(Reuters) - California voters passed a measure on Tuesday that will reduce the sentences of nonviolent offenders, potentially releasing 10,000 felons from state prisons.
Proposition 47 won the support of 59 percent of voters, California Secretary of State records show.
About 40,000 offenders could be annually affected by the new law, reported the state's Legislative Analyst's Office. State savings from the reduction in prisoner population would be used to support school truancy and dropout prevention, victim services, mental health and drug abuse treatment.
The ballot measure had won favor among an eclectic group of supporters, including substantial financial backing from conservative B. Wayne Hughes, Jr. of the Public Storage empire; a liberal George Soros-backed philanthropic foundation; and Netflix CEO Reed Hastings.
The main opposition stemmed from law enforcement groups, although San Francisco District Attorney George Gascon and former San Diego Police Chief William Lansdowne also came out in favor of the initiative.
Supporters vastly outspent opponents by 12 to 1, according to election site Voter's Edge and Maplight, a California-based political tracking nonprofit group. Overall, supporters raised $5.2 million.

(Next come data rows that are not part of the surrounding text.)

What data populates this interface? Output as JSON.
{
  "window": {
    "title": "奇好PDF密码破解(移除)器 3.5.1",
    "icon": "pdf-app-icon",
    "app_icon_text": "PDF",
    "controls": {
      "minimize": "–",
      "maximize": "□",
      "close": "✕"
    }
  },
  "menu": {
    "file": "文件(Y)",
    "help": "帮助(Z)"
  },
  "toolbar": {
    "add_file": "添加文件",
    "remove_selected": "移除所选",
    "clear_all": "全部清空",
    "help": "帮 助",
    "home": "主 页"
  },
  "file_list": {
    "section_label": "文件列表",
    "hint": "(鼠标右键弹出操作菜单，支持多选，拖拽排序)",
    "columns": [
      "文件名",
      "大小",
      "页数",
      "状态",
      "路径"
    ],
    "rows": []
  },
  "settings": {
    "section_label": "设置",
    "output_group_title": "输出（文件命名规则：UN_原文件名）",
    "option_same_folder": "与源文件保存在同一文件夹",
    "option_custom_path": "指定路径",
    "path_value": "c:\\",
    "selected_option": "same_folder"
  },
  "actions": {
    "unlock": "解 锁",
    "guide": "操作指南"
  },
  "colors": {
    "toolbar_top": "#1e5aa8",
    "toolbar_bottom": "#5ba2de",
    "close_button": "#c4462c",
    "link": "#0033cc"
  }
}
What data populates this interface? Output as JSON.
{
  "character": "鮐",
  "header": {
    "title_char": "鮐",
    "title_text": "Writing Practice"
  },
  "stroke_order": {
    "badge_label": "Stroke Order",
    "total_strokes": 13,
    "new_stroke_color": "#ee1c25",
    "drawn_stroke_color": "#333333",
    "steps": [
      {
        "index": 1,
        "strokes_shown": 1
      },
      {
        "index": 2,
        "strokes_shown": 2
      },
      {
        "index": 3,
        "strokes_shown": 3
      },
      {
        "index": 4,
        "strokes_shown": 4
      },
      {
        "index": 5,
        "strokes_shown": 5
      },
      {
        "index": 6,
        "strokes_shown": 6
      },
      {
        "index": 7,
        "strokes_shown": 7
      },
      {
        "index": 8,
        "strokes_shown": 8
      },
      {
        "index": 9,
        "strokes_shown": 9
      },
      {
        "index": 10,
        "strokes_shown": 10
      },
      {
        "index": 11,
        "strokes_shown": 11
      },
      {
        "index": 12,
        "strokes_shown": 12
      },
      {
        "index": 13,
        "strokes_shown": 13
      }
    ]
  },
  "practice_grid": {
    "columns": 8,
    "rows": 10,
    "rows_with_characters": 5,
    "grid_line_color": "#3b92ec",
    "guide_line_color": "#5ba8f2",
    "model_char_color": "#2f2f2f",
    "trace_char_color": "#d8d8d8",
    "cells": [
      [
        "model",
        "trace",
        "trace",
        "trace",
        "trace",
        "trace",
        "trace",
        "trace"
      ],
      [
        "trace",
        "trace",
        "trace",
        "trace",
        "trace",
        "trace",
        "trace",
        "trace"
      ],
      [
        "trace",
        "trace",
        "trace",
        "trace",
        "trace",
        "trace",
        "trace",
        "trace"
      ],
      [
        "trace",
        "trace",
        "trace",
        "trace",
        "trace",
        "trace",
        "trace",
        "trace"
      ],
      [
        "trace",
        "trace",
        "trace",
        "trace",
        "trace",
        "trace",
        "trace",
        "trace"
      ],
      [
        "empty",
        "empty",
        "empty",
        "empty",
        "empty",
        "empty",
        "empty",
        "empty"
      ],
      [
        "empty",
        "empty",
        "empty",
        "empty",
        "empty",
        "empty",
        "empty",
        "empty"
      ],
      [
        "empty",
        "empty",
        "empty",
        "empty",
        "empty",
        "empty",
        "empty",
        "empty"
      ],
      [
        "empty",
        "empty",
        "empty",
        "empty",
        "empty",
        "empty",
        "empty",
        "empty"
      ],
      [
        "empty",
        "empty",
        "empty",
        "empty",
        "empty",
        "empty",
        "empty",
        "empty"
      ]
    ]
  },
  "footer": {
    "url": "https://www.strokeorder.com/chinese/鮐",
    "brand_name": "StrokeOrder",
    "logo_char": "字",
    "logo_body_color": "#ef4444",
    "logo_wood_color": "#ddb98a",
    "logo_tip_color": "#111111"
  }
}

The measure reduces sentences of nonviolent property and drug crimes, such as grand theft, shoplifting, writing bad checks and check forgery and drug possession.
(Reporting by Robin Respaut; Editing by Cynthia Osterman)